"It's a mixed bag," says Todd Haft, a Tucson dentist and current president of the Southern Arizona Dental Society. "People who can afford it receive good care, but the underprivileged don't receive what they need. The federal and state governments need to say that oral health is something we need to take care of, maybe to the point of offering assistance."
A survey conducted in Arizona three years ago revealed that visiting a dentist was directly related to income. Only 42 percent of adults earning less than $15,000 a year reported seeing a dentist within the past 12 months, while almost 80 percent of those earning more than $50,000 annually did.
Calling the issue "a 'silent epidemic' of dental and oral diseases," a 2000 report from U.S. Surgeon General David Satcher concluded that those living in poverty and members of minority groups "experience a disproportionate level of oral health problems."
Then in 2003, Surgeon General Richard Carmona issued a "National Call to Action to Promote Oral Health."
"The great and enduring strength of American democracy," Carmona wrote hopefully at that time, "lies in its commitment to the care and well-being of its citizens."
Although there have been some signs of dental-care improvement since then, there are also signs that things have gotten worse. According to a recent New York Times article, statistics from the Centers for Disease Control and Prevention show that the percentage of people in the United States with untreated cavities has risen substantially in the past few years, to 27 percent of children and 29 percent of adults.
The number of Americans without dental insurance is now estimated to be greater than 100 million--one third of the total population and more than twice the number who lack medical coverage. A 2004 survey also indicates than only about one in four adults without insurance saw a dentist that year.
"That so many Americans still lack access to basic oral care," wrote Mark Feldman, president of the American Dental Association, a few weeks ago, "is a disgrace. ... Federal, local and state governments and society at large must stop shortchanging oral health and find the political will to get better dental care to the millions of Americans who don't receive it."
Not only can oral health be of importance to people's teeth and gums, but also their job performance, personal attitude and general well-being. "Some researchers have found," reports the ADA, "that periodontitis (the advanced form of gum disease that can cause tooth loss) is associated with cardiovascular disease, stroke and bacterial pneumonia."
In Tucson, poor and uninsured people have several options for dental service, one of which is the El Rio Health Center. Another is St. Elizabeth of Hungary outpatient clinic.
Rosemary Leon is the program director for dental services at St. Elizabeth's, and she says they provide 400 appointments each month, but can't see everyone who needs assistance.
"We don't turn people away if they're in pain," Leon says, "but can only take new patients twice a year. The need is greater than we can meet."

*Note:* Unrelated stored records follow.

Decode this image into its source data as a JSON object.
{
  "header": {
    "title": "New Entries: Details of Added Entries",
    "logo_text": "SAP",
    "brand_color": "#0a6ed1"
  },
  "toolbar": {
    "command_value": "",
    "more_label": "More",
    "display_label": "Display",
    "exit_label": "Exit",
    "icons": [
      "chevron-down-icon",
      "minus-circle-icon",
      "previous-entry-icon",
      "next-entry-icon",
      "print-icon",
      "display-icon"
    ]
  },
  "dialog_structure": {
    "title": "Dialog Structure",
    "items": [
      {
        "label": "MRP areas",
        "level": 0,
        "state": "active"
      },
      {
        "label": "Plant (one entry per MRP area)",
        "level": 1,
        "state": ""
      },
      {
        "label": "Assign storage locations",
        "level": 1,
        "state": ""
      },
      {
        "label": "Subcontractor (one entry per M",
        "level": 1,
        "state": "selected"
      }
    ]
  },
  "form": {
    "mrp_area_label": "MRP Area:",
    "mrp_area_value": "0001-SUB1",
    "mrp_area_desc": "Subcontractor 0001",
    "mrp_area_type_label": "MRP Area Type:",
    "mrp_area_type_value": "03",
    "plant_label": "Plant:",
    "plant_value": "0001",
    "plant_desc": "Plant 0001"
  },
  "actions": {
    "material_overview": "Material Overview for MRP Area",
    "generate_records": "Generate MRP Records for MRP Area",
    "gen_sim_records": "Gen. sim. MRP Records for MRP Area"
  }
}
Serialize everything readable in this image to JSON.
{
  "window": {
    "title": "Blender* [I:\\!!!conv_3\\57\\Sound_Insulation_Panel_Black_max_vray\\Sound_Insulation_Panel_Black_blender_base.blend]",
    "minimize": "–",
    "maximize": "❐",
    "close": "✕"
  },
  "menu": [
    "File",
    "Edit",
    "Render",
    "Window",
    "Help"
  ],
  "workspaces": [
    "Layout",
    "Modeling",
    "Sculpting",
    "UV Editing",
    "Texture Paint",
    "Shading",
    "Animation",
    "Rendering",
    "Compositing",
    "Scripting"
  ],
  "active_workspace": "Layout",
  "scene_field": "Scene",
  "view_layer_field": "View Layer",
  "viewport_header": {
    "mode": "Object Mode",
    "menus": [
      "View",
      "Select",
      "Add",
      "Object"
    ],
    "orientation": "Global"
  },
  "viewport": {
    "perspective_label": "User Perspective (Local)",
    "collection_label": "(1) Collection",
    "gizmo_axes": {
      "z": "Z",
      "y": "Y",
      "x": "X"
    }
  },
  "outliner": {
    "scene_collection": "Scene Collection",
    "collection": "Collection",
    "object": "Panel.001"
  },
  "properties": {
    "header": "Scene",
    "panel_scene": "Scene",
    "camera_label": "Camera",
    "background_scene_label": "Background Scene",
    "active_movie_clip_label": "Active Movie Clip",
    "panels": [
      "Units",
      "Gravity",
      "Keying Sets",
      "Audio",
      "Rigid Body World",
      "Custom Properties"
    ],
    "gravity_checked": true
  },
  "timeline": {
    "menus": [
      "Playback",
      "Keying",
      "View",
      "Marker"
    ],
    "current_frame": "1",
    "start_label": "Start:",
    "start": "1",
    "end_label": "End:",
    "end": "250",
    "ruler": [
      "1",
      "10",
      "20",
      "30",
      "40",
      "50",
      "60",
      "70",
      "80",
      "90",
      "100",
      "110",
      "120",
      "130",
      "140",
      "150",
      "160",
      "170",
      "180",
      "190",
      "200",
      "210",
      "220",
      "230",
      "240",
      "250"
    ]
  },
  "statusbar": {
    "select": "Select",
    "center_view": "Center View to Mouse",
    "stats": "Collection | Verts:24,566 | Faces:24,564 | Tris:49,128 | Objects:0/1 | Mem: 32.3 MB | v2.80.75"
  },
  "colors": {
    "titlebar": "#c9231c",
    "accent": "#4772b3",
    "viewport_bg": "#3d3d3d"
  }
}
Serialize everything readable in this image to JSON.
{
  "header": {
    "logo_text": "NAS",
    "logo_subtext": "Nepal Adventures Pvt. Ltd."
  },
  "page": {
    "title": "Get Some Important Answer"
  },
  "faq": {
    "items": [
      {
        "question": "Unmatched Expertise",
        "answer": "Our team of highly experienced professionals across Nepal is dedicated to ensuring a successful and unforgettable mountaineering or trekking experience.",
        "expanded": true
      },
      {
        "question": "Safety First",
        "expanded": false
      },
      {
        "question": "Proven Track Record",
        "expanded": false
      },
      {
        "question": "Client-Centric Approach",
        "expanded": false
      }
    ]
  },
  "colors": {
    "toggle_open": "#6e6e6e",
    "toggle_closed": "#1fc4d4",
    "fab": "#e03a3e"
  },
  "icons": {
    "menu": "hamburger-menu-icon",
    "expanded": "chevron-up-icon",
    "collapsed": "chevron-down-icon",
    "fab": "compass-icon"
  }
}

Haft says his local dental group does a lot to help the poor and uninsured. He points out there are programs in schools as well as a new effort called the Community Dental Health Coordinator.
"This program will serve underserved areas," Haft says, "by getting people trained to provide basic dental care under the supervision of a dentist. Residents of these communities will go through one to two years of training at a community college."
Another effort which many local dentists have pushed for years is to add fluoride to Tucson's water. Years ago, the City Council authorized the program, but the discontinuation of the Central Arizona Project water-treatment plant doomed that attempt.
"It's a huge problem," Haft says, "but we're told there's no money to add fluoride to all the wells. If we could, it would help reduce tooth decay significantly."
Rick Murray, executive director of the Arizona Dental Association, stresses that adults enrolled in Arizona's low-income health-care program, the Arizona Health Care Cost Containment System, have never been covered for preventative dental care. According to AHCCCS officials, they don't have financial projections regarding how much such coverage would cost.
While oral emergencies are addressed by AHCCCS--and a new program will include some long-term care patients for dental services--Murray concludes: "There is a tremendous burden placed on private practitioners to cover (the poor and uninsured)."
Ann Sierra, a human services specialist with AHCCCS in Tucson, says: "Kids are covered, but after that, you're sort of on your own. It really amazes me that dental care is not considered a part of health."
Murray says his organization has lobbied to include adult dental care as part of AHCCCS, but hasn't succeeded. "The political climate in Arizona is not inclined to include adults," he says. "More and more states are reducing their dental services (because of tight budgets), but we never had the benefit in Arizona.
"The question is," Murray asks, "are citizens of the state willing to pay to cover adults?"